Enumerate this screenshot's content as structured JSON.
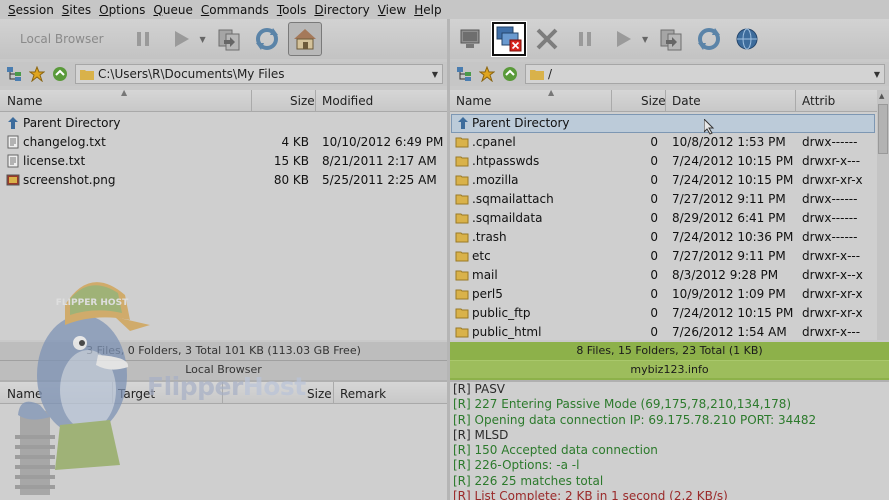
{
  "menu": [
    "Session",
    "Sites",
    "Options",
    "Queue",
    "Commands",
    "Tools",
    "Directory",
    "View",
    "Help"
  ],
  "left_toolbar": {
    "label": "Local Browser"
  },
  "left_path": "C:\\Users\\R\\Documents\\My Files",
  "right_path": "/",
  "left_columns": [
    "Name",
    "Size",
    "Modified"
  ],
  "right_columns": [
    "Name",
    "Size",
    "Date",
    "Attrib"
  ],
  "parent_dir": "Parent Directory",
  "left_files": [
    {
      "name": "changelog.txt",
      "size": "4 KB",
      "modified": "10/10/2012 6:49 PM"
    },
    {
      "name": "license.txt",
      "size": "15 KB",
      "modified": "8/21/2011 2:17 AM"
    },
    {
      "name": "screenshot.png",
      "size": "80 KB",
      "modified": "5/25/2011 2:25 AM"
    }
  ],
  "right_files": [
    {
      "name": ".cpanel",
      "size": "0",
      "date": "10/8/2012 1:53 PM",
      "attrib": "drwx------"
    },
    {
      "name": ".htpasswds",
      "size": "0",
      "date": "7/24/2012 10:15 PM",
      "attrib": "drwxr-x---"
    },
    {
      "name": ".mozilla",
      "size": "0",
      "date": "7/24/2012 10:15 PM",
      "attrib": "drwxr-xr-x"
    },
    {
      "name": ".sqmailattach",
      "size": "0",
      "date": "7/27/2012 9:11 PM",
      "attrib": "drwx------"
    },
    {
      "name": ".sqmaildata",
      "size": "0",
      "date": "8/29/2012 6:41 PM",
      "attrib": "drwx------"
    },
    {
      "name": ".trash",
      "size": "0",
      "date": "7/24/2012 10:36 PM",
      "attrib": "drwx------"
    },
    {
      "name": "etc",
      "size": "0",
      "date": "7/27/2012 9:11 PM",
      "attrib": "drwxr-x---"
    },
    {
      "name": "mail",
      "size": "0",
      "date": "8/3/2012 9:28 PM",
      "attrib": "drwxr-x--x"
    },
    {
      "name": "perl5",
      "size": "0",
      "date": "10/9/2012 1:09 PM",
      "attrib": "drwxr-xr-x"
    },
    {
      "name": "public_ftp",
      "size": "0",
      "date": "7/24/2012 10:15 PM",
      "attrib": "drwxr-xr-x"
    },
    {
      "name": "public_html",
      "size": "0",
      "date": "7/26/2012 1:54 AM",
      "attrib": "drwxr-x---"
    }
  ],
  "left_status": {
    "summary": "3 Files, 0 Folders, 3 Total 101 KB (113.03 GB Free)",
    "label": "Local Browser"
  },
  "right_status": {
    "summary": "8 Files, 15 Folders, 23 Total (1 KB)",
    "label": "mybiz123.info"
  },
  "queue_columns": [
    "Name",
    "Target",
    "Size",
    "Remark"
  ],
  "log": [
    {
      "text": "[R] PASV",
      "kind": "cmd"
    },
    {
      "text": "[R] 227 Entering Passive Mode (69,175,78,210,134,178)",
      "kind": "ok"
    },
    {
      "text": "[R] Opening data connection IP: 69.175.78.210 PORT: 34482",
      "kind": "ok"
    },
    {
      "text": "[R] MLSD",
      "kind": "cmd"
    },
    {
      "text": "[R] 150 Accepted data connection",
      "kind": "ok"
    },
    {
      "text": "[R] 226-Options: -a -l",
      "kind": "ok"
    },
    {
      "text": "[R] 226 25 matches total",
      "kind": "ok"
    },
    {
      "text": "[R] List Complete: 2 KB in 1 second (2.2 KB/s)",
      "kind": "err"
    }
  ],
  "brand": {
    "part1": "Flipper",
    "part2": "Host",
    "cap": "FLIPPER HOST"
  },
  "colors": {
    "ok": "#2c7a2c",
    "cmd": "#2b2b2b",
    "err": "#9a2a2a",
    "status_remote": "#8db14a"
  }
}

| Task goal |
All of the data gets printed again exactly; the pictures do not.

| Expected answer |
Enumerate this screenshot's content as structured JSON.
{
  "menu": [
    "Session",
    "Sites",
    "Options",
    "Queue",
    "Commands",
    "Tools",
    "Directory",
    "View",
    "Help"
  ],
  "left_toolbar": {
    "label": "Local Browser"
  },
  "left_path": "C:\\Users\\R\\Documents\\My Files",
  "right_path": "/",
  "left_columns": [
    "Name",
    "Size",
    "Modified"
  ],
  "right_columns": [
    "Name",
    "Size",
    "Date",
    "Attrib"
  ],
  "parent_dir": "Parent Directory",
  "left_files": [
    {
      "name": "changelog.txt",
      "size": "4 KB",
      "modified": "10/10/2012 6:49 PM"
    },
    {
      "name": "license.txt",
      "size": "15 KB",
      "modified": "8/21/2011 2:17 AM"
    },
    {
      "name": "screenshot.png",
      "size": "80 KB",
      "modified": "5/25/2011 2:25 AM"
    }
  ],
  "right_files": [
    {
      "name": ".cpanel",
      "size": "0",
      "date": "10/8/2012 1:53 PM",
      "attrib": "drwx------"
    },
    {
      "name": ".htpasswds",
      "size": "0",
      "date": "7/24/2012 10:15 PM",
      "attrib": "drwxr-x---"
    },
    {
      "name": ".mozilla",
      "size": "0",
      "date": "7/24/2012 10:15 PM",
      "attrib": "drwxr-xr-x"
    },
    {
      "name": ".sqmailattach",
      "size": "0",
      "date": "7/27/2012 9:11 PM",
      "attrib": "drwx------"
    },
    {
      "name": ".sqmaildata",
      "size": "0",
      "date": "8/29/2012 6:41 PM",
      "attrib": "drwx------"
    },
    {
      "name": ".trash",
      "size": "0",
      "date": "7/24/2012 10:36 PM",
      "attrib": "drwx------"
    },
    {
      "name": "etc",
      "size": "0",
      "date": "7/27/2012 9:11 PM",
      "attrib": "drwxr-x---"
    },
    {
      "name": "mail",
      "size": "0",
      "date": "8/3/2012 9:28 PM",
      "attrib": "drwxr-x--x"
    },
    {
      "name": "perl5",
      "size": "0",
      "date": "10/9/2012 1:09 PM",
      "attrib": "drwxr-xr-x"
    },
    {
      "name": "public_ftp",
      "size": "0",
      "date": "7/24/2012 10:15 PM",
      "attrib": "drwxr-xr-x"
    },
    {
      "name": "public_html",
      "size": "0",
      "date": "7/26/2012 1:54 AM",
      "attrib": "drwxr-x---"
    }
  ],
  "left_status": {
    "summary": "3 Files, 0 Folders, 3 Total 101 KB (113.03 GB Free)",
    "label": "Local Browser"
  },
  "right_status": {
    "summary": "8 Files, 15 Folders, 23 Total (1 KB)",
    "label": "mybiz123.info"
  },
  "queue_columns": [
    "Name",
    "Target",
    "Size",
    "Remark"
  ],
  "log": [
    {
      "text": "[R] PASV",
      "kind": "cmd"
    },
    {
      "text": "[R] 227 Entering Passive Mode (69,175,78,210,134,178)",
      "kind": "ok"
    },
    {
      "text": "[R] Opening data connection IP: 69.175.78.210 PORT: 34482",
      "kind": "ok"
    },
    {
      "text": "[R] MLSD",
      "kind": "cmd"
    },
    {
      "text": "[R] 150 Accepted data connection",
      "kind": "ok"
    },
    {
      "text": "[R] 226-Options: -a -l",
      "kind": "ok"
    },
    {
      "text": "[R] 226 25 matches total",
      "kind": "ok"
    },
    {
      "text": "[R] List Complete: 2 KB in 1 second (2.2 KB/s)",
      "kind": "err"
    }
  ],
  "brand": {
    "part1": "Flipper",
    "part2": "Host",
    "cap": "FLIPPER HOST"
  },
  "colors": {
    "ok": "#2c7a2c",
    "cmd": "#2b2b2b",
    "err": "#9a2a2a",
    "status_remote": "#8db14a"
  }
}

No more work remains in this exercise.